ABOUT THIS EXERCISE:
Consider the material that follows. How many of its lines contain "Default"? Reply with the number alone.

INPUT FOR THIS TASK:
▼▼▼
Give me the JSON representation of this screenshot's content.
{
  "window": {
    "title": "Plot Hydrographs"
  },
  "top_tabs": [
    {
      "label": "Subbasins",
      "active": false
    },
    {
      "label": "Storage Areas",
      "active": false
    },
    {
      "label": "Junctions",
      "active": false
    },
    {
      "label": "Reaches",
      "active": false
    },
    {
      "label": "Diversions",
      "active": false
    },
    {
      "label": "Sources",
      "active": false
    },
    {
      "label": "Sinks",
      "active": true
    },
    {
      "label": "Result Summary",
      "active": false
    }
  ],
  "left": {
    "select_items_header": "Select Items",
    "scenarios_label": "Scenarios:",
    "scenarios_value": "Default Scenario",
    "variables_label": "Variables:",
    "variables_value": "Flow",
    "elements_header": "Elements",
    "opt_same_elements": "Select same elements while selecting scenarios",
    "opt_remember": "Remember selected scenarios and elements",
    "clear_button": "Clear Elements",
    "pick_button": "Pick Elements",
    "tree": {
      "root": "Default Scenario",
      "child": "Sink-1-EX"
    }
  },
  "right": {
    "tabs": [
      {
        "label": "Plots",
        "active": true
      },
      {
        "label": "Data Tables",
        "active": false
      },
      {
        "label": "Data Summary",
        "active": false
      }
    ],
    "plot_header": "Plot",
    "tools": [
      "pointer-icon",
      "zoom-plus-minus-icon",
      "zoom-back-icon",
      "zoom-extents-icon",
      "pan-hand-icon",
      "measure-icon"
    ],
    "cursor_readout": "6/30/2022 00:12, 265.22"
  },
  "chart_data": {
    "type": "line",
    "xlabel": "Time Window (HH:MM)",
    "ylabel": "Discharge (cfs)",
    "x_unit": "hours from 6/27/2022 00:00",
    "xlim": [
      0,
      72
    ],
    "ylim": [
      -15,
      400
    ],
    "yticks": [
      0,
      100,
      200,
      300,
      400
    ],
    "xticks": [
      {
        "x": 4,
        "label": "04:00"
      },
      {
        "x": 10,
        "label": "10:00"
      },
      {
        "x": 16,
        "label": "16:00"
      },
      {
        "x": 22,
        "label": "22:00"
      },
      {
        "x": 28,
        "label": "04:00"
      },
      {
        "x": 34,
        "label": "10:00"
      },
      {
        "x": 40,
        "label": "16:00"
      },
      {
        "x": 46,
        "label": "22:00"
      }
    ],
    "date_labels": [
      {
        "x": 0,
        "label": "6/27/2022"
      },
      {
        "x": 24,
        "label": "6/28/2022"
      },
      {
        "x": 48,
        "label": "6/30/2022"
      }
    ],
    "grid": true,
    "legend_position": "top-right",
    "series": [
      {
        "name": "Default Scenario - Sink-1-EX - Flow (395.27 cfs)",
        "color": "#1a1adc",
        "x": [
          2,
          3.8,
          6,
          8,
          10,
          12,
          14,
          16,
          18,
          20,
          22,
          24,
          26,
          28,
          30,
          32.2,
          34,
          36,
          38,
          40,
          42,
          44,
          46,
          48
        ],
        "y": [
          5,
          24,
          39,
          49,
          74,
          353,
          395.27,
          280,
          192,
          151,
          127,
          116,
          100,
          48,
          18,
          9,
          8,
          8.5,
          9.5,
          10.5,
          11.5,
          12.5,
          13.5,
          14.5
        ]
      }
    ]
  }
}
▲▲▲
RESPONSE TO THIS EXERCISE:
3